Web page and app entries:
————

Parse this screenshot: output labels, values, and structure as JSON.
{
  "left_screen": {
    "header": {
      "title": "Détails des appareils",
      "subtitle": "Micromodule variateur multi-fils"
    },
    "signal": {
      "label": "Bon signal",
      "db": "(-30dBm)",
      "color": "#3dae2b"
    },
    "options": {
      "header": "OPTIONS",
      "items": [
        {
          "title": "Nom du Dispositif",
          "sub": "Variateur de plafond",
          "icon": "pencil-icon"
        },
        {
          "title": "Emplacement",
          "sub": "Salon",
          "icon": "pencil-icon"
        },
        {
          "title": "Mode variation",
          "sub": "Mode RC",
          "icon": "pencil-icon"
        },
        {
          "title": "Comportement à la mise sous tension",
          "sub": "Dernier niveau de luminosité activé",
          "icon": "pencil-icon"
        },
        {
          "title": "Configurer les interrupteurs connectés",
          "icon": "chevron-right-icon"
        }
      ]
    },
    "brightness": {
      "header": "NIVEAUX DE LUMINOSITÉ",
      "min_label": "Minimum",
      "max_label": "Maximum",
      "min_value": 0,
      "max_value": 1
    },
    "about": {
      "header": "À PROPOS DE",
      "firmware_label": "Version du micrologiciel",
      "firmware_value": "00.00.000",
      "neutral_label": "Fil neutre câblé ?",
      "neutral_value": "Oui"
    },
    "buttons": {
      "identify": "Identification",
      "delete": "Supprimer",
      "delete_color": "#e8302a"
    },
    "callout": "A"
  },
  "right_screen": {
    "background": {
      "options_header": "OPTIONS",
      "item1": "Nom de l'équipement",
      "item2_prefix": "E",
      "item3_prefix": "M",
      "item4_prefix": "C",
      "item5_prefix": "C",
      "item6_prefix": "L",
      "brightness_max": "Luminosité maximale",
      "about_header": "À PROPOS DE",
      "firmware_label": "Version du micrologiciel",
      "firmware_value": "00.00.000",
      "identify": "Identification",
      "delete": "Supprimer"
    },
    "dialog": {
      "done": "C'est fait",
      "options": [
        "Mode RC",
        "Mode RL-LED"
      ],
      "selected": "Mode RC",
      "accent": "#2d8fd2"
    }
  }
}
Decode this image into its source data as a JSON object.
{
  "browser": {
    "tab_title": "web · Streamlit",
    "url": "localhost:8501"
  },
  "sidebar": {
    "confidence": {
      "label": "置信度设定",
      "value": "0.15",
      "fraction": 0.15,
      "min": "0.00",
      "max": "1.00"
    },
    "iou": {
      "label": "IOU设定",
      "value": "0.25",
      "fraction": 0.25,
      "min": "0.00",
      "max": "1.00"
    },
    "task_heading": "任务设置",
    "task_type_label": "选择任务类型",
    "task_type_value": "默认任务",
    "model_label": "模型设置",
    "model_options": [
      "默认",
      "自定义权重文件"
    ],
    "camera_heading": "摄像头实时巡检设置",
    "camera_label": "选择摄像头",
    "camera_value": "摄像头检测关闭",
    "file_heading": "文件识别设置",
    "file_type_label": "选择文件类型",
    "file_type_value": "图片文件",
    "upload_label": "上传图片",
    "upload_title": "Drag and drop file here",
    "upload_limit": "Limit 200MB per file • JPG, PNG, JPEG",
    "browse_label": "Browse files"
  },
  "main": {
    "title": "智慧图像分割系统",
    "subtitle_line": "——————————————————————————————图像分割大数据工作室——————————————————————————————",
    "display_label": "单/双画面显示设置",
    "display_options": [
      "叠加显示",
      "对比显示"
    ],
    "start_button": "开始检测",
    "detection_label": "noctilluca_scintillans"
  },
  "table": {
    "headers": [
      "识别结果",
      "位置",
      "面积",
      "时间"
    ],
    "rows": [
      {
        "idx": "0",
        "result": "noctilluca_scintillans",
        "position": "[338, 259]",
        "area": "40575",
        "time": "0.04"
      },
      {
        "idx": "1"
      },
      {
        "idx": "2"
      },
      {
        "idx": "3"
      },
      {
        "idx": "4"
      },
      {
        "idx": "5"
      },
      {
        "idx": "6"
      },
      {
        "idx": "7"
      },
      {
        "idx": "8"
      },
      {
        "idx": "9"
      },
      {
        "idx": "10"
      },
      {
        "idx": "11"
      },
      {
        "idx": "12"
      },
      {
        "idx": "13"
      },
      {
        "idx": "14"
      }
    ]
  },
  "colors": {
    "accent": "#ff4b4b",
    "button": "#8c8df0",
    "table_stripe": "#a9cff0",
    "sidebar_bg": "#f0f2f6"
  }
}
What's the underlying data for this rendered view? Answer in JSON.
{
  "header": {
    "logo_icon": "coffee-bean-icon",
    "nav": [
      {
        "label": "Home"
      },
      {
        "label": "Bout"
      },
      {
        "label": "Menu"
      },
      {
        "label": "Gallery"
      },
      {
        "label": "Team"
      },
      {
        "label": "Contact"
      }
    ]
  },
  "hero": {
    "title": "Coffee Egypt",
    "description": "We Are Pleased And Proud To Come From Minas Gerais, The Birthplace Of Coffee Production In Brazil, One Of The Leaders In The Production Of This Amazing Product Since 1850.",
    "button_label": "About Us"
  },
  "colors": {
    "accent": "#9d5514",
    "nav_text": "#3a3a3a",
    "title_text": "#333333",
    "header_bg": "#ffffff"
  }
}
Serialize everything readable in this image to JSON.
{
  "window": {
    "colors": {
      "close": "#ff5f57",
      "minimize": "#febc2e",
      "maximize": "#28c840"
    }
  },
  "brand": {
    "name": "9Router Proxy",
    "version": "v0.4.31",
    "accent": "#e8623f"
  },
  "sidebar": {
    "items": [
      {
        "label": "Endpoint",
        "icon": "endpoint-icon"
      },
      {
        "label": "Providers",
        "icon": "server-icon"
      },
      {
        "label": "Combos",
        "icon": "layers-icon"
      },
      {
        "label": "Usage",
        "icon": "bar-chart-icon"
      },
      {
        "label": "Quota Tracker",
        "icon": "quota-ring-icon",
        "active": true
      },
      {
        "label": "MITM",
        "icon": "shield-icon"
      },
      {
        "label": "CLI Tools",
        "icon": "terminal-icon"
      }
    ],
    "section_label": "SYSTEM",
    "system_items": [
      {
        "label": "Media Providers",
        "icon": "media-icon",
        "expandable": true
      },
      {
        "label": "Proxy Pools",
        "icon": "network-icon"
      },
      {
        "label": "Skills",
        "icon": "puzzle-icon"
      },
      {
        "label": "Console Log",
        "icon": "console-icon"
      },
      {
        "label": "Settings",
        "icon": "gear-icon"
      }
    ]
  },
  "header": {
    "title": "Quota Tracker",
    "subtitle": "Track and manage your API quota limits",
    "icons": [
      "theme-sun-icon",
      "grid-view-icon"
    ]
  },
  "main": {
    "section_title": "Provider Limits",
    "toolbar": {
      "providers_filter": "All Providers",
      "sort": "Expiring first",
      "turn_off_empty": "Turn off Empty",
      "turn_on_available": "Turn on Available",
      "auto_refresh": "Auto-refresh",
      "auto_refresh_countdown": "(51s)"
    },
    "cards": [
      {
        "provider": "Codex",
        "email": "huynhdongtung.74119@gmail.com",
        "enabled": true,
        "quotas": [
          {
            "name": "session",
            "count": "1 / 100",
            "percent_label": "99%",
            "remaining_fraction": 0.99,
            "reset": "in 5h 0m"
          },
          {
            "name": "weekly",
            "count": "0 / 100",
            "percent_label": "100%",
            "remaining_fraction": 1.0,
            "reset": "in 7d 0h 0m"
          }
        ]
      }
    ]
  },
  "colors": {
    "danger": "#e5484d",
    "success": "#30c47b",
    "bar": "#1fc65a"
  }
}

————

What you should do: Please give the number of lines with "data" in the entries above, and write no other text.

Solution for this task: 2